Give a verbatim quotation of every record.

§ §

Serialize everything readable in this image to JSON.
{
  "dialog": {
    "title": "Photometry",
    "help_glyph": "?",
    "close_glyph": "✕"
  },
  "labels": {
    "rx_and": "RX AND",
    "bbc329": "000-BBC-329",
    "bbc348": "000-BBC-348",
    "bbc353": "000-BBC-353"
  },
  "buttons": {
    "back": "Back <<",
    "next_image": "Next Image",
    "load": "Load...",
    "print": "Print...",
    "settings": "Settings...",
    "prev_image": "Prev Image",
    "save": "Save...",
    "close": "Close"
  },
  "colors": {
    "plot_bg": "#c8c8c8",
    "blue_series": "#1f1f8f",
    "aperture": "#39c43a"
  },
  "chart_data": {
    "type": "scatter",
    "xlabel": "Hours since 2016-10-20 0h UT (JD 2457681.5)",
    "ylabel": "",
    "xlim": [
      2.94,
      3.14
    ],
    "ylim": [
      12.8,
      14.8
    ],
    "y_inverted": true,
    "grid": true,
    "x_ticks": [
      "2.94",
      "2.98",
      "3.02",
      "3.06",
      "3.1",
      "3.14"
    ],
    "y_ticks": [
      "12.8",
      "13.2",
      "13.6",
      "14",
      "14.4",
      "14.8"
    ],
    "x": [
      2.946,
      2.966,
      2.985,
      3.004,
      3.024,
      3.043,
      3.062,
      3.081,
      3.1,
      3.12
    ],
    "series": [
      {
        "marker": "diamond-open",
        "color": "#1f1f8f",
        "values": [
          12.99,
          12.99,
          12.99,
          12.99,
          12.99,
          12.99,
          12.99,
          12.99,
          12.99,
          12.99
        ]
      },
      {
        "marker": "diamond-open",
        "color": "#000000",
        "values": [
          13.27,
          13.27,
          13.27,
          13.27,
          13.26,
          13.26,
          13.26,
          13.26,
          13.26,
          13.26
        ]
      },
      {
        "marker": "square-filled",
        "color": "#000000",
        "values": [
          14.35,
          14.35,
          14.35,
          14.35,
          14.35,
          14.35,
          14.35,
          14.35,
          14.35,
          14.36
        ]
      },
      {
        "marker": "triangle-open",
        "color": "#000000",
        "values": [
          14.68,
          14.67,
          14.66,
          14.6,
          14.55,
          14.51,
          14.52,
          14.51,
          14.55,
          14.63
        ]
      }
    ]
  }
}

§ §

◆ Task output ◆
Serialize everything readable in this image to JSON.
{
  "dialog": {
    "title": "Photometry",
    "help_glyph": "?",
    "close_glyph": "✕"
  },
  "labels": {
    "rx_and": "RX AND",
    "bbc329": "000-BBC-329",
    "bbc348": "000-BBC-348",
    "bbc353": "000-BBC-353"
  },
  "buttons": {
    "back": "Back <<",
    "next_image": "Next Image",
    "load": "Load...",
    "print": "Print...",
    "settings": "Settings...",
    "prev_image": "Prev Image",
    "save": "Save...",
    "close": "Close"
  },
  "colors": {
    "plot_bg": "#c8c8c8",
    "blue_series": "#1f1f8f",
    "aperture": "#39c43a"
  },
  "chart_data": {
    "type": "scatter",
    "xlabel": "Hours since 2016-10-20 0h UT (JD 2457681.5)",
    "ylabel": "",
    "xlim": [
      2.94,
      3.14
    ],
    "ylim": [
      12.8,
      14.8
    ],
    "y_inverted": true,
    "grid": true,
    "x_ticks": [
      "2.94",
      "2.98",
      "3.02",
      "3.06",
      "3.1",
      "3.14"
    ],
    "y_ticks": [
      "12.8",
      "13.2",
      "13.6",
      "14",
      "14.4",
      "14.8"
    ],
    "x": [
      2.946,
      2.966,
      2.985,
      3.004,
      3.024,
      3.043,
      3.062,
      3.081,
      3.1,
      3.12
    ],
    "series": [
      {
        "marker": "diamond-open",
        "color": "#1f1f8f",
        "values": [
          12.99,
          12.99,
          12.99,
          12.99,
          12.99,
          12.99,
          12.99,
          12.99,
          12.99,
          12.99
        ]
      },
      {
        "marker": "diamond-open",
        "color": "#000000",
        "values": [
          13.27,
          13.27,
          13.27,
          13.27,
          13.26,
          13.26,
          13.26,
          13.26,
          13.26,
          13.26
        ]
      },
      {
        "marker": "square-filled",
        "color": "#000000",
        "values": [
          14.35,
          14.35,
          14.35,
          14.35,
          14.35,
          14.35,
          14.35,
          14.35,
          14.35,
          14.36
        ]
      },
      {
        "marker": "triangle-open",
        "color": "#000000",
        "values": [
          14.68,
          14.67,
          14.66,
          14.6,
          14.55,
          14.51,
          14.52,
          14.51,
          14.55,
          14.63
        ]
      }
    ]
  }
}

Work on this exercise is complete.